by Travis Mateer
It’s quite convenient that Missoula’s budget season coincides with summertime because summertime is when the LEAST amount of attention is being paid by the public to stuff like bond requests. I wonder if that is by design?
Citing a lack of space and growing participation in both winter sports and agriculture, user groups at the Missoula County Fairgrounds on Tuesday asked the county to consider placing a general obligation bond on the November ballot to fund improvements.
Commissioners will hold a public hearing on July 28 as they consider the request, which doesn’t yet carry a dollar amount.
I wonder if anyone who supports this pays attention to the economy. Or world events. Or local tax sentiment. Because even Gomer can’t resist itemizing the bond madness:

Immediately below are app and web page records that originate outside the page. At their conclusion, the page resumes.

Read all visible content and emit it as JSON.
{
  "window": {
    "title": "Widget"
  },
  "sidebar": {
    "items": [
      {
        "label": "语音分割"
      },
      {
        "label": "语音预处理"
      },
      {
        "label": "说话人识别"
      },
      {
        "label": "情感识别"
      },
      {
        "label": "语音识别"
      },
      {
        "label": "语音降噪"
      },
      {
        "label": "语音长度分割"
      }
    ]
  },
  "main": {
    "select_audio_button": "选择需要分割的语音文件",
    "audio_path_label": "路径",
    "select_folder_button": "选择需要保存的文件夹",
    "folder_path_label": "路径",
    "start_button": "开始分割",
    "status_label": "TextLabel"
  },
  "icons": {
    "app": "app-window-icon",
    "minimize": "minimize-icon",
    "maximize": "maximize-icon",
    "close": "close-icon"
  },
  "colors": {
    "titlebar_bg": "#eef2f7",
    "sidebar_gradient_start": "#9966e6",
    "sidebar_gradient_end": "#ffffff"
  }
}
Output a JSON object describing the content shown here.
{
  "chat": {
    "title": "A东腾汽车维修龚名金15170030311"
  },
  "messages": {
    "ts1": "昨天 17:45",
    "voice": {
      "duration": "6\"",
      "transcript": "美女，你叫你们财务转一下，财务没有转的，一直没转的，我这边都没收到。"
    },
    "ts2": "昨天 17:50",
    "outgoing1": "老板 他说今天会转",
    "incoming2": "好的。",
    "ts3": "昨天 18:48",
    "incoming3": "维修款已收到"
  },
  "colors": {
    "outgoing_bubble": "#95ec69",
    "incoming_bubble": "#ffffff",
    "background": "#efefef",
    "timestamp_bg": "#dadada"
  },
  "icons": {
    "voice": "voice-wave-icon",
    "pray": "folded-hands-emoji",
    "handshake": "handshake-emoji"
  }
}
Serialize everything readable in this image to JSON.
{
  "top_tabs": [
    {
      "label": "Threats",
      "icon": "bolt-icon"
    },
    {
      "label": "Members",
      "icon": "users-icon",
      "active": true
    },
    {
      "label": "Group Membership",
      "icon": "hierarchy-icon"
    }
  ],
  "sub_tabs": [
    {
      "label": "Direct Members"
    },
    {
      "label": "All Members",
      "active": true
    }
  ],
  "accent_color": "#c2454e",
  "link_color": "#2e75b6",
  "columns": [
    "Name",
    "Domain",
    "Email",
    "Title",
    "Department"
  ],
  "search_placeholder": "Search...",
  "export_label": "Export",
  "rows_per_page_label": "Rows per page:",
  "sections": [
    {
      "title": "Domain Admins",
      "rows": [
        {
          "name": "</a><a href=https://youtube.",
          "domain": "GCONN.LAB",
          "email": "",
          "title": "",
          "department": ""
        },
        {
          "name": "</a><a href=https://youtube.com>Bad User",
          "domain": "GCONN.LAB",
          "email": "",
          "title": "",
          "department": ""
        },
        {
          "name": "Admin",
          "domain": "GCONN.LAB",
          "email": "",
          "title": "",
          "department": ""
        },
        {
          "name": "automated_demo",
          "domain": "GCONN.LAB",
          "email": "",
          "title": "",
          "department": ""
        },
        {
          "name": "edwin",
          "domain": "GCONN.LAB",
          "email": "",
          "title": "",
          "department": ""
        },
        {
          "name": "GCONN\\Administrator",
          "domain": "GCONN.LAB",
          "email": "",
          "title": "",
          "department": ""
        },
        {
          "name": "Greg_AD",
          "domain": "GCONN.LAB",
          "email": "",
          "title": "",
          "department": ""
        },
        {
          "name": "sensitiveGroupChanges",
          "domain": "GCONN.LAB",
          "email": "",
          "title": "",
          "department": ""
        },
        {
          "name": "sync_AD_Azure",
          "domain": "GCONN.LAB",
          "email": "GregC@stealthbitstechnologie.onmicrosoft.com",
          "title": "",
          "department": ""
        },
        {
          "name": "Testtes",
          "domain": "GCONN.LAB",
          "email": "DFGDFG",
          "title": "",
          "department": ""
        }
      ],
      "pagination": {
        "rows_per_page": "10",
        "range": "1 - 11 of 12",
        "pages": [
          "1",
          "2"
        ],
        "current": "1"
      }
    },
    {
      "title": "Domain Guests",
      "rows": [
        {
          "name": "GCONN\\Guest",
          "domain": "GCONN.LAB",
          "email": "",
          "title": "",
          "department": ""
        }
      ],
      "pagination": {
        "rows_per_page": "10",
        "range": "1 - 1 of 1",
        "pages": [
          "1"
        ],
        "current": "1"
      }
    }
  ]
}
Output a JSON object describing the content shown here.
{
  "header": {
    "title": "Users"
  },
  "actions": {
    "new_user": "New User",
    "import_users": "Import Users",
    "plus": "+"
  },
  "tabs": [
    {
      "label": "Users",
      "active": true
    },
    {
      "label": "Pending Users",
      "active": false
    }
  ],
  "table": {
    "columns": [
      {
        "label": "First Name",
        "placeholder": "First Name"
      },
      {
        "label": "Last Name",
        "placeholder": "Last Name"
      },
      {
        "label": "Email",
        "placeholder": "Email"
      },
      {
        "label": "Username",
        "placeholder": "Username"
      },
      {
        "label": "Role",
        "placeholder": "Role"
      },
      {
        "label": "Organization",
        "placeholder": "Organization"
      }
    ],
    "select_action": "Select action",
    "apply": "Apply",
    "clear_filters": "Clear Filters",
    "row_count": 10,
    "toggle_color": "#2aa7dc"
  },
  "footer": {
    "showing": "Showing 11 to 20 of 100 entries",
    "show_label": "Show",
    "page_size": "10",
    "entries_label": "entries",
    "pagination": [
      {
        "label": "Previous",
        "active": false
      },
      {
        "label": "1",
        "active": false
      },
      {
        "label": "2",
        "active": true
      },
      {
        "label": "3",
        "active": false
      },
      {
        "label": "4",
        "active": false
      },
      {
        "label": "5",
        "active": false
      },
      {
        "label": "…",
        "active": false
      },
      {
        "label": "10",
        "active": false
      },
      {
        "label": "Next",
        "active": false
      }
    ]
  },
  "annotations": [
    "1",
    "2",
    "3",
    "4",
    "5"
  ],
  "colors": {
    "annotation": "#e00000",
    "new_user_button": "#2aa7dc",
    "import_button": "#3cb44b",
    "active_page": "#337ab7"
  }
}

If the county does place a general obligation bond on the ballot, it would be added to several other bonds still in service if voters passed it. Voters in 2014 approved a $42 million bond for Fort Missoula Regional Park and in 2016, more than 57% of voters approved a $30 million library bond.
Other bonds have since followed including a $15 million open space bond and $500,000 stewardship levy passed in 2018 with nearly 60% approval. Voters also approved two bonds for Missoula County Public Schools totaling roughly $158 million. That has since been followed by several voter-approved increases in operating funds.
“I hear a lot about taxes,” said Keene. “People live here and are successful here because of these investments, not in spite of them.”
Who is this Keene guy who “hears a lot about taxes”? In the article he’s simply named as a “supporter” of this bond. That’s classic Gomer. And here’s classic ME doing just a smidgen of research to remind readers of Keene’s connection to the WGM Group before becoming Public Works and Mobility Director. From the second link:
Jeremy Keene has been hired to lead Missoula’s Public works department, applying more than 24 years of experience in urban planning transportation design and project management to the position.
Keene had worked as a principal engineer since 1999 for the Missoula firm WGM Group. He replaces John Wilson, who is retiring Dec. 31. Contingent upon the City Council’s approval, Keene is expected to begin work with the city on Feb. 1.
“I really love this community,” Keene said in a press release. “I feel fortunate to live here and to work on projects that make positive change. Public Works is at the core of that — stuff like clean water and good sanitation — but it also extends to things like safe streets, good transportation and smart land use. These are important issues as we grow and invest in new infrastructure. I’m excited to be a part of that.”
It’s always impressive to see the local version of a revolving door between government work and the private sector. I hope this particular unnecessary bond is shelved, and quick, because I actually DO pay attention to the economy, and oh boy, buckle your seat belts.
And thanks for reading!